Work to complete:
Of the lines below, copy those that hold the word "every".
Start of Entries supplied
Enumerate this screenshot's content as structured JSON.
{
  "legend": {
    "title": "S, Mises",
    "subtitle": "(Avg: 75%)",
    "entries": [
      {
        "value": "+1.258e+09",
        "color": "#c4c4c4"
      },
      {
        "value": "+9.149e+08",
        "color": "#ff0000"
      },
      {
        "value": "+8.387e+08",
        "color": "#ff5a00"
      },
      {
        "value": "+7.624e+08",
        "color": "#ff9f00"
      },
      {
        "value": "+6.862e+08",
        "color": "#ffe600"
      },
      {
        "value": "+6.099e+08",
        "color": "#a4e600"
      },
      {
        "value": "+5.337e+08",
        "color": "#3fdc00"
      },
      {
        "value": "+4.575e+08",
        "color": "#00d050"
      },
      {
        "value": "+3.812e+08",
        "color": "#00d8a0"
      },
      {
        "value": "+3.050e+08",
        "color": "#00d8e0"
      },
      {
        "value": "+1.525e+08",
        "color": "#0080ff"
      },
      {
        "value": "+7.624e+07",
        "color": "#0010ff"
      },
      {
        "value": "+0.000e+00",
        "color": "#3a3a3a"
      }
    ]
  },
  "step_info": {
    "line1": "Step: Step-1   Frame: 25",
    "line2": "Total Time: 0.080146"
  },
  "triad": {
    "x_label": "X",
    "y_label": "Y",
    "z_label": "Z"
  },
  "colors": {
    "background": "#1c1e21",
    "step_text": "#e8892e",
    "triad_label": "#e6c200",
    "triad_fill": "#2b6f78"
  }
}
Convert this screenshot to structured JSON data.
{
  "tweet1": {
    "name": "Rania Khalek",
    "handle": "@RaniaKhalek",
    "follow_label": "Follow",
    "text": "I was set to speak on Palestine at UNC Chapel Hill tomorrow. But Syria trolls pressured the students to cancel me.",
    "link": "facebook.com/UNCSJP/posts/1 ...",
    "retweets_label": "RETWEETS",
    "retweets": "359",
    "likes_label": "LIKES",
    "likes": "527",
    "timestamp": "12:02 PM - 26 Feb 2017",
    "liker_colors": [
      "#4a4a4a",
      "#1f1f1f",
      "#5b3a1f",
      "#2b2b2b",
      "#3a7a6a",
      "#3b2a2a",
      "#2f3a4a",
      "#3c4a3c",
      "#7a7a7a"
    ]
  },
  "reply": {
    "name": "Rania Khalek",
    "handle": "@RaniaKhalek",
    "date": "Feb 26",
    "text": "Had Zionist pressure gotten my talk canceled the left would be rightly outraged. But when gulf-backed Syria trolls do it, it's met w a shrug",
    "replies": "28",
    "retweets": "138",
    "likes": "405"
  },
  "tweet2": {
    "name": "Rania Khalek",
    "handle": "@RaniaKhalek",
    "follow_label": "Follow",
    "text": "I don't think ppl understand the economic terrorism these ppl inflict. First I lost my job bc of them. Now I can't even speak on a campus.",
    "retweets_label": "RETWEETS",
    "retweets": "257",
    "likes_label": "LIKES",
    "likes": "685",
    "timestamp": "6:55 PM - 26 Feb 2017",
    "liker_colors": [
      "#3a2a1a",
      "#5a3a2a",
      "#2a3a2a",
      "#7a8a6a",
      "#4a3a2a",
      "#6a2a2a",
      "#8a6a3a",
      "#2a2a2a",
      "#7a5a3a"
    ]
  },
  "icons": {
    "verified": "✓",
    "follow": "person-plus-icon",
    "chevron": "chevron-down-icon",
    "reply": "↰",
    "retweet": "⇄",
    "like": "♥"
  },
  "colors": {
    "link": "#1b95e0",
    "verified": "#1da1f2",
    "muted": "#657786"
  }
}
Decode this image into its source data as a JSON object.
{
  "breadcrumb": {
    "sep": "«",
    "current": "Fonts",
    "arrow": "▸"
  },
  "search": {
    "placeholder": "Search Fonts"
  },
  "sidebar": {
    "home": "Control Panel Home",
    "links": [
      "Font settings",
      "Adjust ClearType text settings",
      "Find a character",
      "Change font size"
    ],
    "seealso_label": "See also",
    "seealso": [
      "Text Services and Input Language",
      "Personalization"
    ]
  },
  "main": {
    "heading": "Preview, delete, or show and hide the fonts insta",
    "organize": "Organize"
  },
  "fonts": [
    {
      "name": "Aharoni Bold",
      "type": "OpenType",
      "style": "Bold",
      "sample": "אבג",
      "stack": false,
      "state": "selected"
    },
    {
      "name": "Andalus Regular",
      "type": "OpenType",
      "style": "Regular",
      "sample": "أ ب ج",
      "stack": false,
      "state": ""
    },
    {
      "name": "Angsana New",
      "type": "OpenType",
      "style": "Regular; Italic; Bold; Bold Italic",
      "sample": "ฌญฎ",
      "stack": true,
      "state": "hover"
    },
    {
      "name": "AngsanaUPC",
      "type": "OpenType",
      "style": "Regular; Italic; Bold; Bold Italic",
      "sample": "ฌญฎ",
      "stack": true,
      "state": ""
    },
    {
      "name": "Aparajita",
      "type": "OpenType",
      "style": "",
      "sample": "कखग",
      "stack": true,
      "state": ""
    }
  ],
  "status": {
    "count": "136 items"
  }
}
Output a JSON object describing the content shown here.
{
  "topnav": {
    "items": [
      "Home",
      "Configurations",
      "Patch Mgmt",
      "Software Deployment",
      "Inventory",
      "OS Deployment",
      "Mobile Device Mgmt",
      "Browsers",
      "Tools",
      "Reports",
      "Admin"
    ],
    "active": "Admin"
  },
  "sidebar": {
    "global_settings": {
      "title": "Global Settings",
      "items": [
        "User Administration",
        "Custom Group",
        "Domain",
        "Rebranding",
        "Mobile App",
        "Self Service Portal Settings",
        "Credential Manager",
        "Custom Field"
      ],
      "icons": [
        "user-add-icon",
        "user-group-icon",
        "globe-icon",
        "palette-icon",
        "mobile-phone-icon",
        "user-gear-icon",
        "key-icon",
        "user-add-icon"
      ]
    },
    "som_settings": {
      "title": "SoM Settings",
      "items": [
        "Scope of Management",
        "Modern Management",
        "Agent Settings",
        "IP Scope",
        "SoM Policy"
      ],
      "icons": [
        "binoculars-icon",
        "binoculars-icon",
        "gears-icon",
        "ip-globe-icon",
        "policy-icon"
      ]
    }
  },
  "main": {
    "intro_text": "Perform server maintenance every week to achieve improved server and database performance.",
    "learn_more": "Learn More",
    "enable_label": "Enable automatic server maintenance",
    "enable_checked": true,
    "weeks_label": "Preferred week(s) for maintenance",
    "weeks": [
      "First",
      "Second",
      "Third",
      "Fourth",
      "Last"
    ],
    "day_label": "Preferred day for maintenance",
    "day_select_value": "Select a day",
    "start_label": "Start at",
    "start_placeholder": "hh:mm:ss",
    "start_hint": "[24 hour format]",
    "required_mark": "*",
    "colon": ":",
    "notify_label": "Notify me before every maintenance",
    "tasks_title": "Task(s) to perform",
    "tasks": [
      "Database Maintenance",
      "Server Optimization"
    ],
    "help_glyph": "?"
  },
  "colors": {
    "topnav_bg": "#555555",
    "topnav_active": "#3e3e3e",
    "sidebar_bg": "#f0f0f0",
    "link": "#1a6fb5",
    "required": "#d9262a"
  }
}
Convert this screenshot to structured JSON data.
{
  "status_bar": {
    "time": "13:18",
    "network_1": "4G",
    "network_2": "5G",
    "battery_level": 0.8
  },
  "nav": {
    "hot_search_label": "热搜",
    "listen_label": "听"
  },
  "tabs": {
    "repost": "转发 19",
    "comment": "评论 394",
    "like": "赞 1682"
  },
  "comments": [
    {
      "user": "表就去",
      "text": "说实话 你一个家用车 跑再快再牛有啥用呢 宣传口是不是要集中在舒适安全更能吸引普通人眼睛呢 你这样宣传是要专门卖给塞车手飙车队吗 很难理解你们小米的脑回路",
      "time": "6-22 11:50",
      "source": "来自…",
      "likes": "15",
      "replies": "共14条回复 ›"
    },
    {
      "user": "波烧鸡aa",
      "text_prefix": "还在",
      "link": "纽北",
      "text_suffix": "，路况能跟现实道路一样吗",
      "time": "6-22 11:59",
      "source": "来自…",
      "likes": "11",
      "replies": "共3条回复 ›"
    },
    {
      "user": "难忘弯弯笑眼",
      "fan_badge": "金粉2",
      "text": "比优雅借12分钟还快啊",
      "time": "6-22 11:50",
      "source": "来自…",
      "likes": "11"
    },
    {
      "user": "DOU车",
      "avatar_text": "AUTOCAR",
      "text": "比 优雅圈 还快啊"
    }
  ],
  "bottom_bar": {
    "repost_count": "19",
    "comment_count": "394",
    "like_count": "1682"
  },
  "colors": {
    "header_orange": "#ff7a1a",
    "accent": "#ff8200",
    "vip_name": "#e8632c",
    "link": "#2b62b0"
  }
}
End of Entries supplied
Solution for this exercise:
    "intro_text": "Perform server maintenance every week to achieve improved server and database performance.",
    "notify_label": "Notify me before every maintenance",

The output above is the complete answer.